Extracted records

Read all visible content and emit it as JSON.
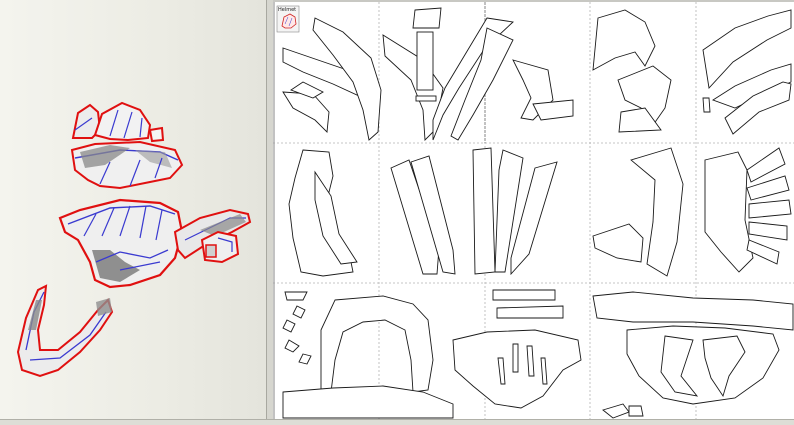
{
  "thumbnail": {
    "label": "Helmet"
  },
  "status": {
    "left_text": "",
    "right_text": ""
  },
  "colors": {
    "model_outline": "#e01010",
    "model_fold": "#3a3ad0",
    "model_fill": "#f0f0f0",
    "model_shade": "#8a8a8a",
    "page_background": "#ffffff",
    "page_grid_line": "#b4b4b4",
    "part_outline": "#1a1a1a"
  },
  "icons": {
    "thumbnail_icon": "helmet-thumbnail-icon"
  }
}
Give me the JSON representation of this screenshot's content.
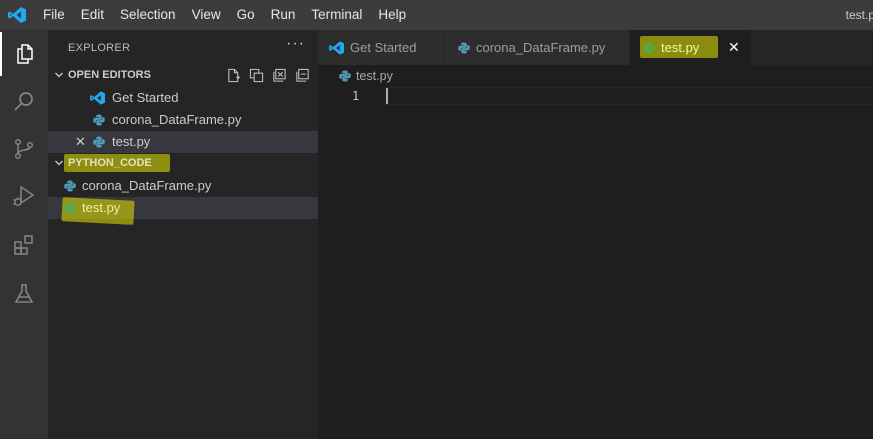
{
  "menu": {
    "items": [
      "File",
      "Edit",
      "Selection",
      "View",
      "Go",
      "Run",
      "Terminal",
      "Help"
    ],
    "window_title": "test.py"
  },
  "activity_bar": {
    "icons": [
      "explorer-icon",
      "search-icon",
      "source-control-icon",
      "run-debug-icon",
      "extensions-icon",
      "testing-icon"
    ]
  },
  "explorer": {
    "header": "EXPLORER",
    "more": "···",
    "open_editors": {
      "title": "OPEN EDITORS",
      "items": [
        {
          "label": "Get Started",
          "icon": "vscode-icon"
        },
        {
          "label": "corona_DataFrame.py",
          "icon": "python-icon"
        },
        {
          "label": "test.py",
          "icon": "python-icon",
          "close": "✕"
        }
      ]
    },
    "folder": {
      "title": "PYTHON_CODE",
      "items": [
        {
          "label": "corona_DataFrame.py",
          "icon": "python-icon"
        },
        {
          "label": "test.py",
          "icon": "python-icon"
        }
      ]
    }
  },
  "editor": {
    "tabs": [
      {
        "label": "Get Started",
        "icon": "vscode-icon"
      },
      {
        "label": "corona_DataFrame.py",
        "icon": "python-icon"
      },
      {
        "label": "test.py",
        "icon": "python-icon",
        "close": "✕"
      }
    ],
    "breadcrumb": "test.py",
    "line_number": "1"
  },
  "colors": {
    "accent": "#007acc",
    "python_blue": "#519aba",
    "highlight_yellow": "#e6e600"
  }
}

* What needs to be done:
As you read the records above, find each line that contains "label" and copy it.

* Exercise result:
    "label": "Helmet"
          "label": "Get Started",
          "label": "corona_DataFrame.py",
          "label": "test.py",
          "label": "corona_DataFrame.py",
          "label": "test.py",
        "label": "Get Started",
        "label": "corona_DataFrame.py",
        "label": "test.py",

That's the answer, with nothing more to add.